  2. Nope, anon. The answer is negotiation (international law is very fuzzy on the topic of who owns what when it comes to islands and continents, and boils down to a requirement that the parties negotiate a mutually acceptable solution). If the first canons of international law are applied to these islands, then Korea might have a better position; but Korea is relatively weak.

    Best that cooler heads prevail and the parties put their heads together to negotiate a fair share of the oil and gas.

    An honest broker might help all sides to start interest-based negotiations rather than the position-based ones now taking place.

    But who could act as honest broker?

    ReplyDelete
  3. Liberals and their obsession with being "honest brokers". China is claiming a huge swathe of the South China sea and is acting bellicosely towards several nations. It's like something we saw earlier last century: The South-East Asia Co-prosperity sphere.

    We don't need an "honest broker" "punching above its weight" or any other Liberal cliches. What we need is the strength to do what is right. When a criminal demands you give him your arm and leg we don't try to negotiate him down to just a leg.
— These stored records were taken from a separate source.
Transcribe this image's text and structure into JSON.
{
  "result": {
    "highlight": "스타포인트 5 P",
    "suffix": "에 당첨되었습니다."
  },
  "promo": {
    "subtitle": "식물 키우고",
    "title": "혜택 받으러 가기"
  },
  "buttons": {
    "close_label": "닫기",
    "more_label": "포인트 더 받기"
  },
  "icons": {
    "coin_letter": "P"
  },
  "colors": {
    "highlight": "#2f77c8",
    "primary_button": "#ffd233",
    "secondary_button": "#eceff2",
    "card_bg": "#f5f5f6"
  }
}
You'd probably object.

    ReplyDelete
  4. Rat, you assume the facts are clearly as you state them to be; and your response is similar to the 'muscular' foreign policy that Hizzoner Harper espouses.
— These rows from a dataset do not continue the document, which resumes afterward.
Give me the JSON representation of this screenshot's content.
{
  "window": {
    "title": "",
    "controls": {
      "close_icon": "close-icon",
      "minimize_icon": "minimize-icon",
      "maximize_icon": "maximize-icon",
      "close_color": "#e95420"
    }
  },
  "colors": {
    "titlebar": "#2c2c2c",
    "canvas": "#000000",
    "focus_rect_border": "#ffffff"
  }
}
    But what if the facts are more convoluted? What if it is not clear in international law who is entilted to what? The current status of international maritime law seems similar, to me, to our own Supreme Court's admonition to the federal government to undertake legitimate discussions with First Nations on issues where their rights are involved ... In other words, jaw jaw jaw rather than war war war.

    Wars are easy to start, not so easy to contain, and not at all easy to stop.

    The USA could play the role of honest broker, but it is party to a treaty supporting Japan and might find itself at war with China should China forcibly appropriate the islands.

    Then who? Someone nominated by the EU?

    Or do we simply increase the size of armed forces in the area (America is going from 50% of the fleet to 60% in that neck of the woods), and hope that we don't have a Bay of Tonkin (deliberate or inadvertent)?

    With veto rights to 5 countries, the UN seems unable to be an honest broker when one of the superpowers is involved ...

    I am not sure 'what is right' in this case, Rat. Read how the Japanese official of troublesome history is trying to stoke a war over the islands - is that 'right'?

    ReplyDelete
  5. Jaw Jaw is better than war war only so long as you don't jaw jaw your way into another invasion of Poland. Sometimes a little war war is better that a lot of war war.

    International maritime law is rather clear about territorial limits and my rudimentary map reading skills tells me that the 200 mile limit from the Philippines, for example, entitles them to the territory that the Chinese are claiming in the South China Sea. I could go on but the crux of the matter is China's aggressive and provocative actions both against Japan and the Philippines would indicate that talking is exactly what China wants. As long as weaker countries can't fight and stronger countries only talk China gets what it wants.

    There's lots of lebensraum out there.

    ReplyDelete

Thank you for commenting; come again! Let us reason together ...

Random posts from my blog - please refresh page for more: